3 Genomic Tests for Therapy Decisions | Breast Cancer September 11, 2007Posted by ramunas in breast cancer, cancer genetics, genetic testing, research, sporadic cancer.
During the first American Society of Clinical Oncology (ASCO) Breast Cancer Symposium researchers from The University of Texas M. D. Anderson Cancer Center presented two research updates on the genomic predictors in the breast cancer.
In one poster results from two studies involving 960 patients validating a Affymetrix U133 microarray-based 200-gene index test that predicts a patient’s response to hormone-suppressing therapy (sensitivity to endocrine therapy (SET index)) are presented. It was developed by M.D. Anderson in collaboration with Nuvera Biosciences Inc.
In these two studies, the Sensitivity to Endocrine Therapy (SET) Index score predicted distant relapse free survival (DRFL) among 453 patients who received tamoxifen, an anti-estrogen therapy, for five years, but revealed no prognostic information in the absence of endocrine therapy.
“We believe this is the first genomic test to predict sensitivity to hormone therapy independent of a patient’s prognosis if no post-surgical treatment is received,” (via)
Poster abstract here.
The other poster presents results from combined use of three genomic prognostic and treatment response predictors tests in lymph node-negative breast cancer.
The 3 clinical outcome predictors are;
- A 76-gene prognostic test that indicates whether a patient is at high or low risk of the cancer recurring after surgery developed by investigators at Erasmus University (Rotterdam, Netherlands) andVeridex LLC.

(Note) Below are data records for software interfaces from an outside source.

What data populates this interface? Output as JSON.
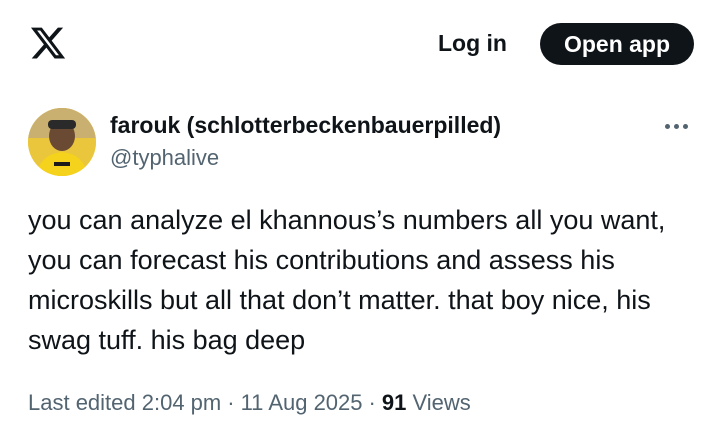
{
  "header": {
    "logo_icon": "x-logo-icon",
    "login_label": "Log in",
    "open_app_label": "Open app"
  },
  "tweet": {
    "display_name": "farouk (schlotterbeckenbauerpilled)",
    "handle": "@typhalive",
    "text": "you can analyze el khannous’s numbers all you want, you can forecast his contributions and assess his microskills but all that don’t matter. that boy nice, his swag tuff. his bag deep",
    "meta": {
      "edited_label": "Last edited 2:04 pm",
      "separator": "·",
      "date": "11 Aug 2025",
      "views_count": "91",
      "views_label": "Views"
    }
  },
  "colors": {
    "text_primary": "#0f1419",
    "text_secondary": "#536471",
    "button_dark": "#0f1419"
  }
}
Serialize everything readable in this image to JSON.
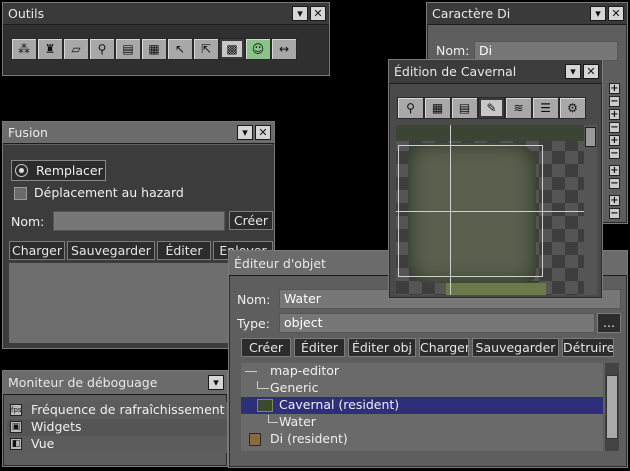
{
  "outils": {
    "title": "Outils",
    "tools": [
      "nodes-icon",
      "stamp-icon",
      "eraser-icon",
      "magnifier-icon",
      "layer-icon",
      "tile-grid-icon",
      "pointer-icon",
      "multi-pointer-icon",
      "grid-select-icon",
      "face-icon",
      "resize-arrows-icon"
    ]
  },
  "caractere": {
    "title": "Caractère Di",
    "nom_label": "Nom:",
    "nom_value": "Di"
  },
  "cavernal": {
    "title": "Édition de Cavernal",
    "tools": [
      "zoom-page-icon",
      "grid-icon",
      "tiles-icon",
      "pencil-icon",
      "layers-icon",
      "stack-icon",
      "settings-doc-icon"
    ]
  },
  "fusion": {
    "title": "Fusion",
    "radio_label": "Remplacer",
    "checkbox_label": "Déplacement au hazard",
    "nom_label": "Nom:",
    "nom_value": "",
    "create_label": "Créer",
    "buttons": [
      "Charger",
      "Sauvegarder",
      "Éditer",
      "Enlever"
    ]
  },
  "moniteur": {
    "title": "Moniteur de déboguage",
    "items": [
      {
        "icon": "fps-icon",
        "label": "Fréquence de rafraîchissement"
      },
      {
        "icon": "widgets-icon",
        "label": "Widgets"
      },
      {
        "icon": "view-icon",
        "label": "Vue"
      }
    ]
  },
  "editeur": {
    "title": "Éditeur d'objet",
    "nom_label": "Nom:",
    "nom_value": "Water",
    "type_label": "Type:",
    "type_value": "object",
    "browse_label": "...",
    "buttons": [
      "Créer",
      "Éditer",
      "Éditer obj",
      "Charger",
      "Sauvegarder",
      "Détruire"
    ],
    "tree": [
      {
        "label": "map-editor",
        "selected": false
      },
      {
        "label": "Generic",
        "selected": false
      },
      {
        "label": "Cavernal (resident)",
        "selected": true
      },
      {
        "label": "Water",
        "selected": false
      },
      {
        "label": "Di (resident)",
        "selected": false
      }
    ]
  },
  "colors": {
    "window_bg": "#5e5e5e",
    "title_bg": "#3a3a3a",
    "selection": "#2e2f7a",
    "button_bg": "#2c2c2c"
  }
}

- A 30-gene predictor of the cancer’s sensitivity to chemotherapy developed by M.D. Anderson investigators.
- The 200-gene index (SET) of sensitivity to hormone (endocrine) therapy developed by M.D. Anderson in collaboration with Nuvera Biosciences Inc.
The ASCO poster describes gene expression profiles analyzed from 198 patients with stage 1 or stage 2 breast cancer that had not spread to the lymph nodes and who had not been given chemotherapy or endocrine therapy after surgery.
Among the 198 patients, 55 were predicted to be at relatively low risk that the cancer would return. Of those low-risk patients, 21 were predicted to have cancer vulnerable to chemotherapy and 16 were predicted to have tumors susceptible to endocrine therapy. Two had cancers sensitive to both therapies.
Of the 143 patients predicted to have a high risk of recurrence, the analysis predicted 109 had cancer unlikely to respond to endocrine therapy, 64 were predicted to be insensitive to chemotherapy, and 38 were predicted to be unlikely to respond to both therapies (via).
Conclusion: A substantial proportion of low risk-patients appears to be highly sensitive to systemic treatment modalities, and many high-risk patients are predicted to be refractory to existing therapies. Simultaneous prediction of risk of recurrence and sensitivity to therapies may lead to more appropriate treatment decisions for individuals because the predicted sensitivity to chemotherapy and endocrine therapy could be weighed against the risk of relapse.
“Let’s say a new patient has a needle biopsy performed, and the microarray analysis of the tumor’s gene expression predicts she is at low risk of recurrence and also has cancer that is insensitive to both chemo- and endocrine therapies; in this cases the best option is relatively clear; surgery alone. However, it is important to know the sensitivity of the cancer to chemo- or endocrine therapies independent of the risk of recurrence alone. For example, a person even with low risk for cancer recurrence might elect to receive further therapy if her cancer is known to be highly susceptible to treatment.” , investigators explain.
Poster abstract here.
A collection of posters from section “familial breast cancer/genetic testing” available here.